Stephen Hawking has been more than a scientist. It has been an icon.
It has not been because of his contributions to the understanding of the Universe, although they have been important, that he has become the most famous scientist of his generation. It has also been for his works of dissemination of cosmology, which place him as the best-selling author of science in the world. And above all because of how he decided to live his life to the fullest despite having a degenerative neurological disease that first robbed him of the ability to walk and then to speak, but never to think, to marvel at the greatness of the Universe and to be outraged by the injustices on Earth.
In a world full of adversity, Hawking has been a benchmark: an example of overcoming that, despite his apocalyptic predictions about the future of humanity, transmits a message of hope.
Made fundamental contributions to the study of black holes and the understanding of the origin of the Universe
Let's start with your scientific contributions. “My goal is simple. It is a complete understanding of the Universe, why it is the way it is, and why it exists, ”stated Hawking. His first major breakthrough came in the late 1960s when he concluded, from the equations of Einstein's theory of general relativity, that the Universe began with a singularity, that is, a region of infinite curvature in space-time.
Starting in 1973, he applied quantum physics to the study of black holes. Contrary to the prevailing opinion at the time, he showed that black holes were not wells from which nothing can escape but must emit a type of radiation that has been called Hawking radiation.
The study of black holes allowed Hawking to explore an unknown terrain of extreme conditions in which the theory of relativity and quantum physics converge, the two great theories of twentieth-century physics that, despite efforts to reconcile them, remain separated like water and oil. For these contributions, Hawking was recognized as one of the most important cosmologists of his time, for which he has received –among others- the Albert Einstein Prize in 1978, the Wolf Prize in 1988, the Fundamental Physics Prize in 2013 or the BBVA Frontiers Prize in 2015.
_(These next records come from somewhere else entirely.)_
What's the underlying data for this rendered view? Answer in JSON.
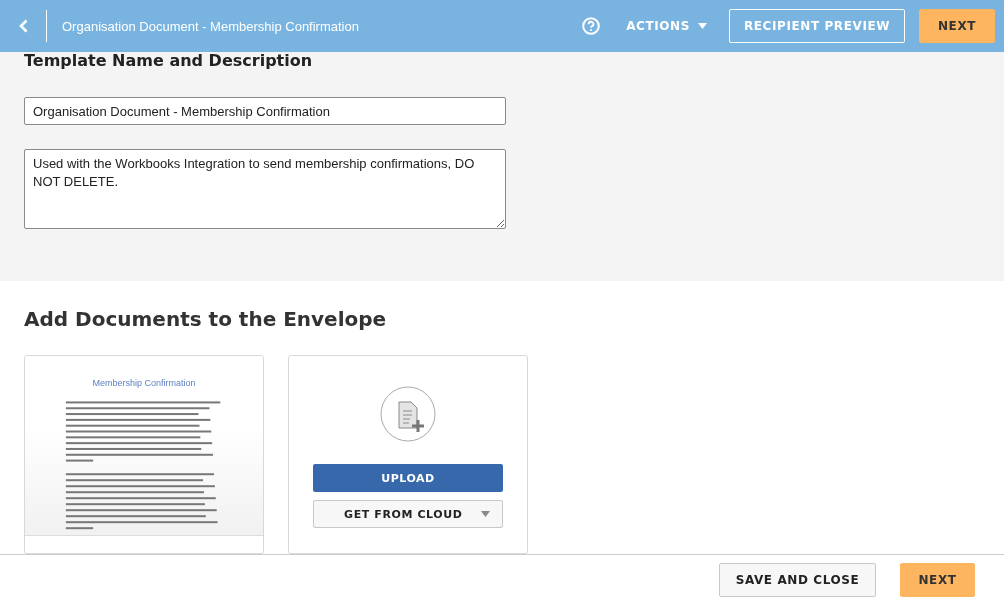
{
  "header": {
    "title": "Organisation Document - Membership Confirmation",
    "buttons": [
      {
        "label": "ACTIONS",
        "kind": "menu"
      },
      {
        "label": "RECIPIENT PREVIEW",
        "kind": "outline"
      },
      {
        "label": "NEXT",
        "kind": "primary"
      }
    ]
  },
  "template": {
    "heading": "Template Name and Description",
    "name_value": "Organisation Document - Membership Confirmation",
    "description_value": "Used with the Workbooks Integration to send membership confirmations, DO NOT DELETE."
  },
  "documents": {
    "heading": "Add Documents to the Envelope",
    "preview_title": "Membership Confirmation",
    "upload_button": "UPLOAD",
    "cloud_button": "GET FROM CLOUD"
  },
  "footer": {
    "buttons": [
      {
        "label": "SAVE AND CLOSE",
        "kind": "secondary"
      },
      {
        "label": "NEXT",
        "kind": "primary"
      }
    ]
  }
}
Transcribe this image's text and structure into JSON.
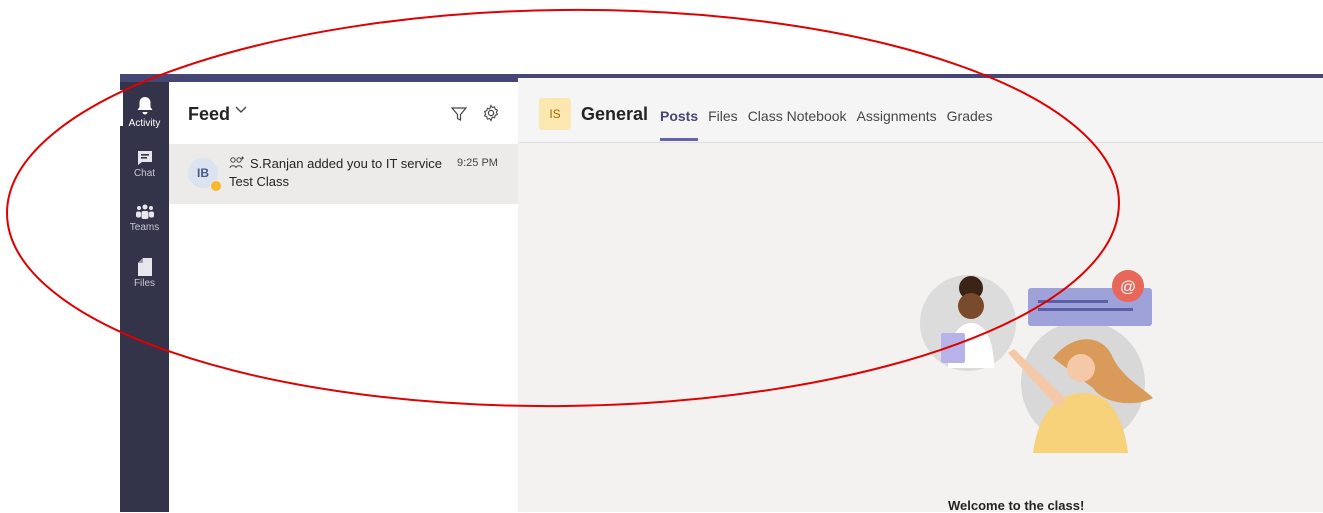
{
  "rail": {
    "items": [
      {
        "label": "Activity",
        "icon": "bell-icon"
      },
      {
        "label": "Chat",
        "icon": "chat-icon"
      },
      {
        "label": "Teams",
        "icon": "teams-icon"
      },
      {
        "label": "Files",
        "icon": "file-icon"
      }
    ]
  },
  "feed": {
    "title": "Feed",
    "items": [
      {
        "avatar": "IB",
        "text": "S.Ranjan added you to IT service",
        "time": "9:25 PM",
        "subtitle": "Test Class"
      }
    ]
  },
  "channel": {
    "team_avatar": "IS",
    "name": "General",
    "tabs": [
      "Posts",
      "Files",
      "Class Notebook",
      "Assignments",
      "Grades"
    ]
  },
  "welcome": "Welcome to the class!",
  "colors": {
    "rail": "#33344a",
    "accent": "#6264a7",
    "annotation": "#e00000"
  }
}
His book 'A Brief History of Time', with more than ten million copies sold, has entered the Guinness Book of Records
But fame came to him, not for his work on cosmology, but from the publication of his book A Brief History of Time in 1988. The work has sold more than 10 million copies worldwide and has been translated into 35 languages. It remained for 237 weeks - more than four and a half years - on the Sunday Times bestseller list, which earned it entry into the Guinness Book of Records. Following that unprecedented publishing success, Hawking has published an interesting list of general public cosmology books, including The Universe in a Nutshell (2001), the essay collection Black Holes and Small Universes (1992), and the brief autobiography of my life (2014).
The short history of the time made Hawking a hugely popular character. Citizens from all over the world were fascinated by that brilliant mind that had not given up in the face of adversity and that spoke to them about the greatness of the Universe from a wheelchair and through a computer. He never presented his illness as a limitation but rather as a circumstance to which he had been adapting.
The public figure
Citizens around the world have been fascinated by that brilliant mind that did not give up in the face of adversity
Although his scientific activity had waned in recent decades, and he never regained the level of the discoveries he made between the late 1960s and early 1980s, his significance as a public figure has increased over time. His appearances in episodes of the series Star Trek, The Big Bang Theory, and as a character in The Simpsons, as well as the biopic The Theory of Everything that was nominated for five Oscars in 2014, have only increased his legend.
When did Stephen Hawking die? On death, he said that “I see the brain as a computer that will stop working when its components fail. There is no paradise and no afterlife for broken computers. That is a fairy tale for people who fear the dark. " After the person's death, however, the icon lives on as a source of inspiration.
Leave a reply
Your email address will not be published. required fields are marked *